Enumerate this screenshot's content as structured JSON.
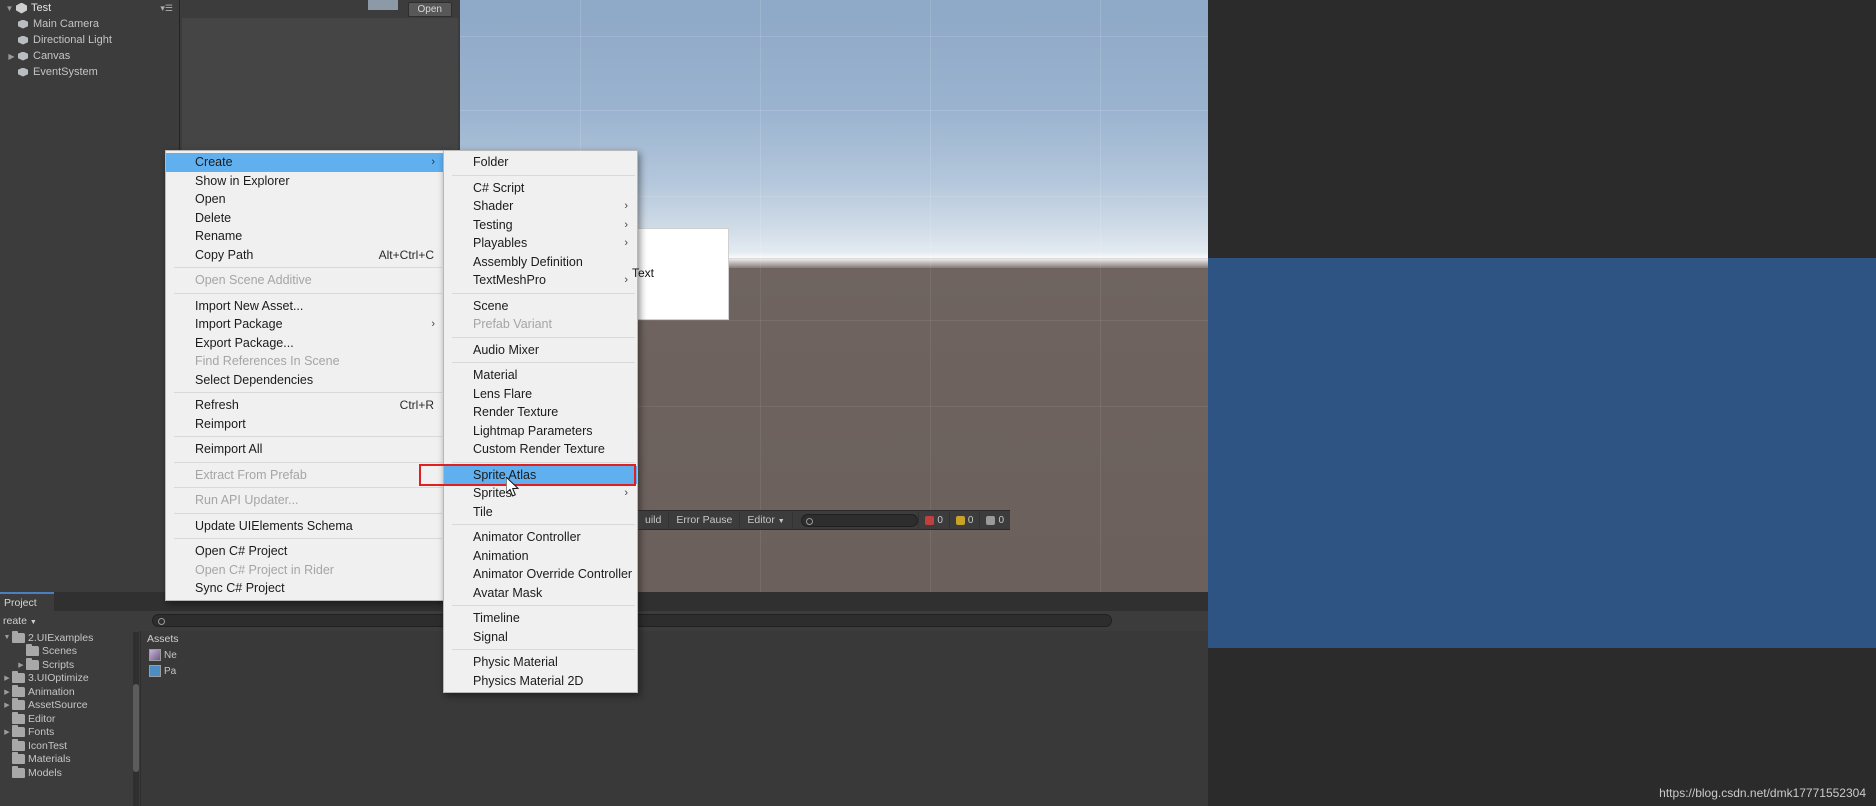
{
  "app": "Unity Editor",
  "hierarchy": {
    "scene_name": "Test",
    "menu_icon": "hamburger-icon",
    "items": [
      {
        "label": "Main Camera",
        "expandable": false
      },
      {
        "label": "Directional Light",
        "expandable": false
      },
      {
        "label": "Canvas",
        "expandable": true
      },
      {
        "label": "EventSystem",
        "expandable": false
      }
    ]
  },
  "inspector": {
    "open_label": "Open"
  },
  "scene": {
    "ui_text_label": "Text"
  },
  "context_menu": {
    "items": [
      {
        "label": "Create",
        "selected": true,
        "submenu": true,
        "shortcut": ""
      },
      {
        "label": "Show in Explorer"
      },
      {
        "label": "Open"
      },
      {
        "label": "Delete"
      },
      {
        "label": "Rename"
      },
      {
        "label": "Copy Path",
        "shortcut": "Alt+Ctrl+C"
      },
      {
        "separator": true
      },
      {
        "label": "Open Scene Additive",
        "disabled": true
      },
      {
        "separator": true
      },
      {
        "label": "Import New Asset..."
      },
      {
        "label": "Import Package",
        "submenu": true
      },
      {
        "label": "Export Package..."
      },
      {
        "label": "Find References In Scene",
        "disabled": true
      },
      {
        "label": "Select Dependencies"
      },
      {
        "separator": true
      },
      {
        "label": "Refresh",
        "shortcut": "Ctrl+R"
      },
      {
        "label": "Reimport"
      },
      {
        "separator": true
      },
      {
        "label": "Reimport All"
      },
      {
        "separator": true
      },
      {
        "label": "Extract From Prefab",
        "disabled": true
      },
      {
        "separator": true
      },
      {
        "label": "Run API Updater...",
        "disabled": true
      },
      {
        "separator": true
      },
      {
        "label": "Update UIElements Schema"
      },
      {
        "separator": true
      },
      {
        "label": "Open C# Project"
      },
      {
        "label": "Open C# Project in Rider",
        "disabled": true
      },
      {
        "label": "Sync C# Project"
      }
    ]
  },
  "create_submenu": {
    "items": [
      {
        "label": "Folder"
      },
      {
        "separator": true
      },
      {
        "label": "C# Script"
      },
      {
        "label": "Shader",
        "submenu": true
      },
      {
        "label": "Testing",
        "submenu": true
      },
      {
        "label": "Playables",
        "submenu": true
      },
      {
        "label": "Assembly Definition"
      },
      {
        "label": "TextMeshPro",
        "submenu": true
      },
      {
        "separator": true
      },
      {
        "label": "Scene"
      },
      {
        "label": "Prefab Variant",
        "disabled": true
      },
      {
        "separator": true
      },
      {
        "label": "Audio Mixer"
      },
      {
        "separator": true
      },
      {
        "label": "Material"
      },
      {
        "label": "Lens Flare"
      },
      {
        "label": "Render Texture"
      },
      {
        "label": "Lightmap Parameters"
      },
      {
        "label": "Custom Render Texture"
      },
      {
        "separator": true
      },
      {
        "label": "Sprite Atlas",
        "selected": true,
        "highlighted": true
      },
      {
        "label": "Sprites",
        "submenu": true
      },
      {
        "label": "Tile"
      },
      {
        "separator": true
      },
      {
        "label": "Animator Controller"
      },
      {
        "label": "Animation"
      },
      {
        "label": "Animator Override Controller"
      },
      {
        "label": "Avatar Mask"
      },
      {
        "separator": true
      },
      {
        "label": "Timeline"
      },
      {
        "label": "Signal"
      },
      {
        "separator": true
      },
      {
        "label": "Physic Material"
      },
      {
        "label": "Physics Material 2D"
      }
    ]
  },
  "console_toolbar": {
    "clear_label": "uild",
    "error_pause_label": "Error Pause",
    "editor_label": "Editor",
    "search_placeholder": "",
    "error_count": "0",
    "warning_count": "0",
    "info_count": "0"
  },
  "project": {
    "tab_label": "Project",
    "create_label": "reate",
    "search_placeholder": "",
    "assets_header": "Assets",
    "tree": [
      {
        "label": "2.UIExamples",
        "indent": 0,
        "expandable": true,
        "expanded": true
      },
      {
        "label": "Scenes",
        "indent": 1,
        "expandable": false
      },
      {
        "label": "Scripts",
        "indent": 1,
        "expandable": true
      },
      {
        "label": "3.UIOptimize",
        "indent": 0,
        "expandable": true
      },
      {
        "label": "Animation",
        "indent": 0,
        "expandable": true
      },
      {
        "label": "AssetSource",
        "indent": 0,
        "expandable": true
      },
      {
        "label": "Editor",
        "indent": 0,
        "expandable": false
      },
      {
        "label": "Fonts",
        "indent": 0,
        "expandable": true
      },
      {
        "label": "IconTest",
        "indent": 0,
        "expandable": false
      },
      {
        "label": "Materials",
        "indent": 0,
        "expandable": false
      },
      {
        "label": "Models",
        "indent": 0,
        "expandable": false
      }
    ],
    "assets": [
      {
        "label": "Ne",
        "icon": "image-asset-icon"
      },
      {
        "label": "Pa",
        "icon": "prefab-asset-icon"
      }
    ]
  },
  "watermark": "https://blog.csdn.net/dmk17771552304",
  "colors": {
    "menu_bg": "#f0f0f0",
    "menu_highlight": "#60b0f0",
    "annotation": "#e02020",
    "editor_bg": "#383838",
    "game_bg": "#2e5484"
  }
}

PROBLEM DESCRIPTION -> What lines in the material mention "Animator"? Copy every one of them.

EXERCISE RESPONSE ->
        "label": "Animator Controller"
        "label": "Animator Override Controller"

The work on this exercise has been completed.